What you are asked to do |
Skip the images and restate every line of the records exactly.

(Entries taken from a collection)
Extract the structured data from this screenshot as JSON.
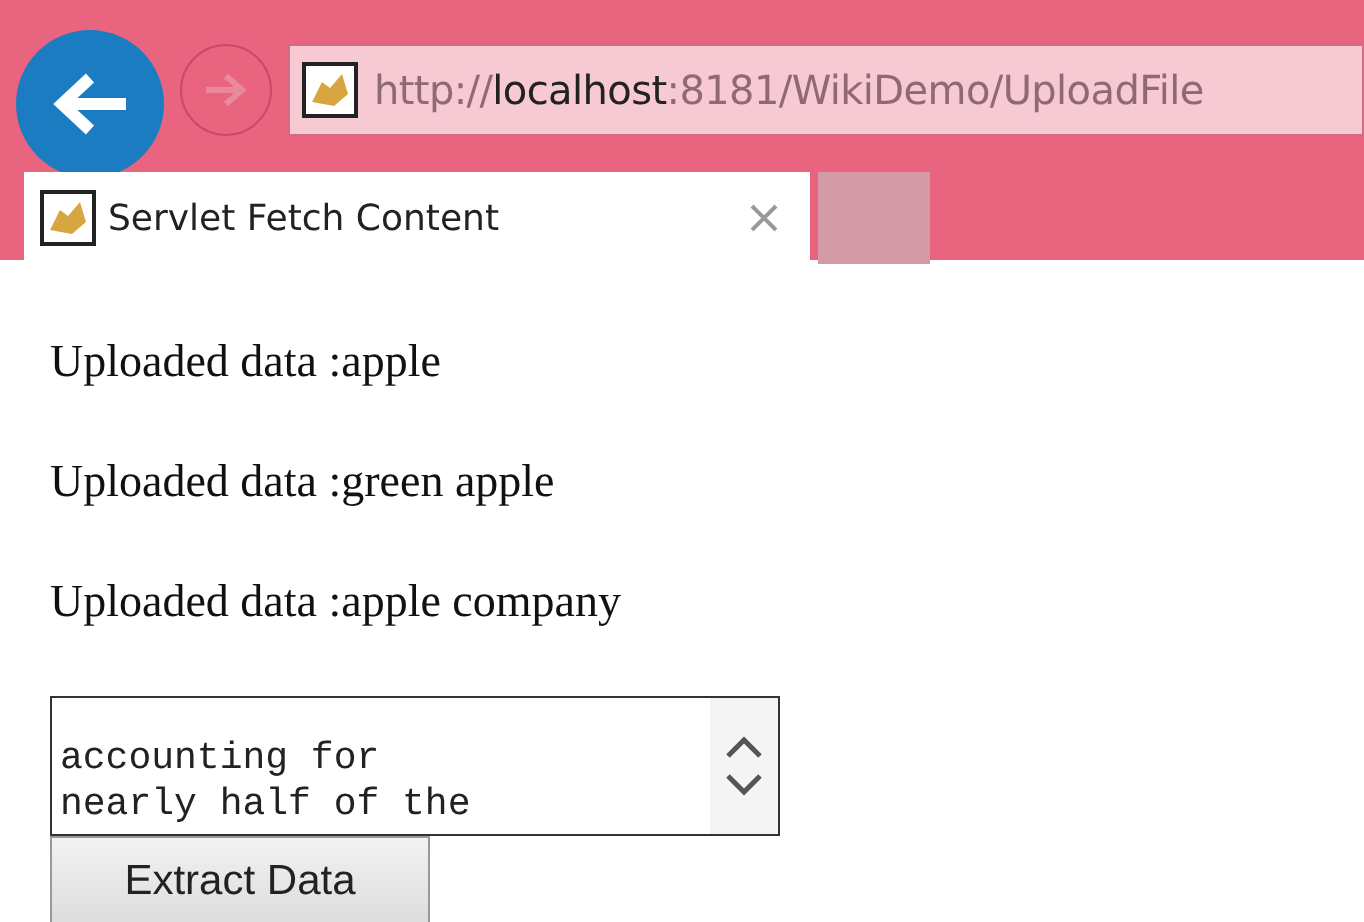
{
  "browser": {
    "url_prefix": "http://",
    "url_host": "localhost",
    "url_rest": ":8181/WikiDemo/UploadFile",
    "tabs": [
      {
        "title": "Servlet Fetch Content",
        "selected": true
      }
    ]
  },
  "page": {
    "lines": [
      "Uploaded data :apple",
      "Uploaded data :green apple",
      "Uploaded data :apple company"
    ],
    "textarea": {
      "value": "accounting for\nnearly half of the"
    },
    "button": "Extract Data"
  }
}
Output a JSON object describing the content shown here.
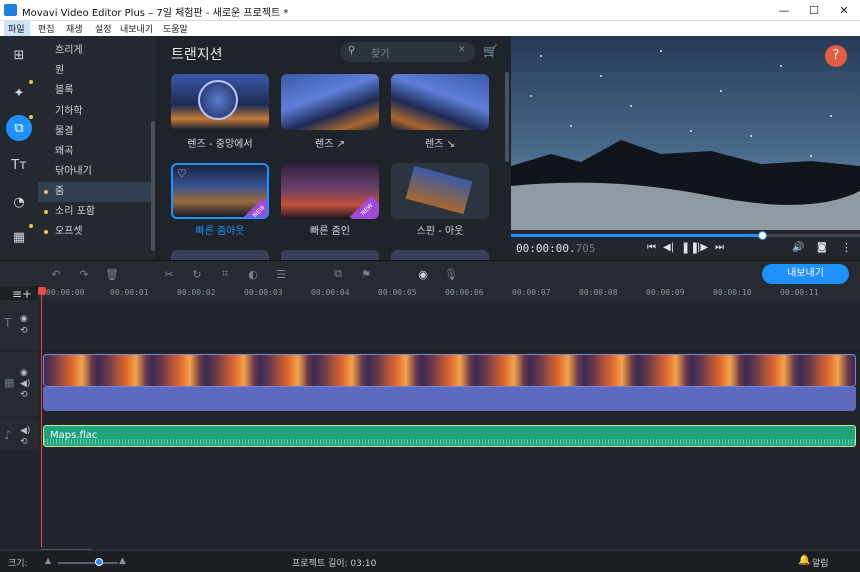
{
  "window": {
    "title": "Movavi Video Editor Plus – 7일 체험판 - 새로운 프로젝트 *",
    "min": "—",
    "max": "☐",
    "close": "✕"
  },
  "menu": [
    "파일",
    "편집",
    "재생",
    "설정",
    "내보내기",
    "도움말"
  ],
  "categories": [
    "흐리게",
    "원",
    "블록",
    "기하학",
    "물결",
    "왜곡",
    "닦아내기",
    "줌",
    "소리 포함",
    "오프셋"
  ],
  "category_dots": [
    false,
    false,
    false,
    false,
    false,
    false,
    false,
    true,
    true,
    true
  ],
  "selected_category": "줌",
  "panel": {
    "title": "트랜지션",
    "search_placeholder": "찾기"
  },
  "transitions": [
    {
      "label": "렌즈 - 중앙에서",
      "badge": ""
    },
    {
      "label": "렌즈 ↗",
      "badge": ""
    },
    {
      "label": "렌즈 ↘",
      "badge": ""
    },
    {
      "label": "빠른 줌아웃",
      "badge": "NEW",
      "selected": true
    },
    {
      "label": "빠른 줌인",
      "badge": "NEW"
    },
    {
      "label": "스핀 - 아웃",
      "badge": ""
    }
  ],
  "player": {
    "time_main": "00:00:00.",
    "time_ms": "705",
    "progress": 0.72,
    "help": "?"
  },
  "export_label": "내보내기",
  "ruler": [
    "00:00:00",
    "00:00:01",
    "00:00:02",
    "00:00:03",
    "00:00:04",
    "00:00:05",
    "00:00:06",
    "00:00:07",
    "00:00:08",
    "00:00:09",
    "00:00:10",
    "00:00:11"
  ],
  "audio_clip": "Maps.flac",
  "status": {
    "scale_label": "크기:",
    "project_length": "프로젝트 길이:  03:10",
    "notifications": "알림"
  },
  "colors": {
    "accent": "#1e90ff",
    "audio": "#1fa37d",
    "video_band": "#5c6bc0",
    "playhead": "#e84a3c"
  }
}
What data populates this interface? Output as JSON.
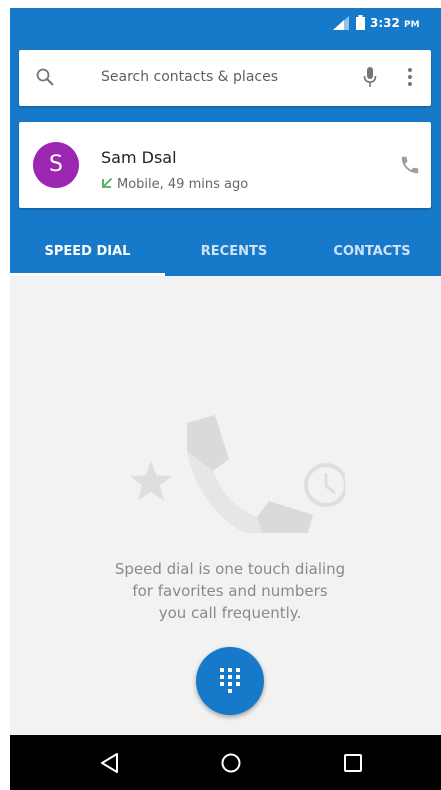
{
  "status_bar": {
    "time": "3:32",
    "time_suffix": "PM"
  },
  "search": {
    "placeholder": "Search contacts & places"
  },
  "recent_call": {
    "avatar_letter": "S",
    "name": "Sam Dsal",
    "detail": "Mobile, 49 mins ago",
    "avatar_color": "#9c27b0",
    "check_color": "#4caf50"
  },
  "tabs": [
    {
      "label": "SPEED DIAL",
      "active": true
    },
    {
      "label": "RECENTS",
      "active": false
    },
    {
      "label": "CONTACTS",
      "active": false
    }
  ],
  "empty_state": {
    "line1": "Speed dial is one touch dialing",
    "line2": "for favorites and numbers",
    "line3": "you call frequently."
  },
  "theme": {
    "primary": "#1679c9",
    "background": "#f2f2f2"
  },
  "icons": [
    "signal-icon",
    "battery-icon",
    "search-icon",
    "mic-icon",
    "more-vert-icon",
    "phone-icon",
    "check-icon",
    "star-icon",
    "clock-icon",
    "dialpad-icon",
    "back-icon",
    "home-icon",
    "recent-apps-icon"
  ]
}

Exercise output |
Extract the structured data from this screenshot as JSON.
{
  "browser": {
    "url_prefix": "http://",
    "url_host": "localhost",
    "url_rest": ":8181/WikiDemo/UploadFile",
    "tabs": [
      {
        "title": "Servlet Fetch Content",
        "selected": true
      }
    ]
  },
  "page": {
    "lines": [
      "Uploaded data :apple",
      "Uploaded data :green apple",
      "Uploaded data :apple company"
    ],
    "textarea": {
      "value": "accounting for\nnearly half of the"
    },
    "button": "Extract Data"
  }
}
Output a JSON object describing the content shown here.
{
  "window": {
    "title": "Movavi Video Editor Plus – 7일 체험판 - 새로운 프로젝트 *",
    "min": "—",
    "max": "☐",
    "close": "✕"
  },
  "menu": [
    "파일",
    "편집",
    "재생",
    "설정",
    "내보내기",
    "도움말"
  ],
  "categories": [
    "흐리게",
    "원",
    "블록",
    "기하학",
    "물결",
    "왜곡",
    "닦아내기",
    "줌",
    "소리 포함",
    "오프셋"
  ],
  "category_dots": [
    false,
    false,
    false,
    false,
    false,
    false,
    false,
    true,
    true,
    true
  ],
  "selected_category": "줌",
  "panel": {
    "title": "트랜지션",
    "search_placeholder": "찾기"
  },
  "transitions": [
    {
      "label": "렌즈 - 중앙에서",
      "badge": ""
    },
    {
      "label": "렌즈 ↗",
      "badge": ""
    },
    {
      "label": "렌즈 ↘",
      "badge": ""
    },
    {
      "label": "빠른 줌아웃",
      "badge": "NEW",
      "selected": true
    },
    {
      "label": "빠른 줌인",
      "badge": "NEW"
    },
    {
      "label": "스핀 - 아웃",
      "badge": ""
    }
  ],
  "player": {
    "time_main": "00:00:00.",
    "time_ms": "705",
    "progress": 0.72,
    "help": "?"
  },
  "export_label": "내보내기",
  "ruler": [
    "00:00:00",
    "00:00:01",
    "00:00:02",
    "00:00:03",
    "00:00:04",
    "00:00:05",
    "00:00:06",
    "00:00:07",
    "00:00:08",
    "00:00:09",
    "00:00:10",
    "00:00:11"
  ],
  "audio_clip": "Maps.flac",
  "status": {
    "scale_label": "크기:",
    "project_length": "프로젝트 길이:  03:10",
    "notifications": "알림"
  },
  "colors": {
    "accent": "#1e90ff",
    "audio": "#1fa37d",
    "video_band": "#5c6bc0",
    "playhead": "#e84a3c"
  }
}
What data populates this interface? Output as JSON.
{
  "status_bar": {
    "time": "3:32",
    "time_suffix": "PM"
  },
  "search": {
    "placeholder": "Search contacts & places"
  },
  "recent_call": {
    "avatar_letter": "S",
    "name": "Sam Dsal",
    "detail": "Mobile, 49 mins ago",
    "avatar_color": "#9c27b0",
    "check_color": "#4caf50"
  },
  "tabs": [
    {
      "label": "SPEED DIAL",
      "active": true
    },
    {
      "label": "RECENTS",
      "active": false
    },
    {
      "label": "CONTACTS",
      "active": false
    }
  ],
  "empty_state": {
    "line1": "Speed dial is one touch dialing",
    "line2": "for favorites and numbers",
    "line3": "you call frequently."
  },
  "theme": {
    "primary": "#1679c9",
    "background": "#f2f2f2"
  },
  "icons": [
    "signal-icon",
    "battery-icon",
    "search-icon",
    "mic-icon",
    "more-vert-icon",
    "phone-icon",
    "check-icon",
    "star-icon",
    "clock-icon",
    "dialpad-icon",
    "back-icon",
    "home-icon",
    "recent-apps-icon"
  ]
}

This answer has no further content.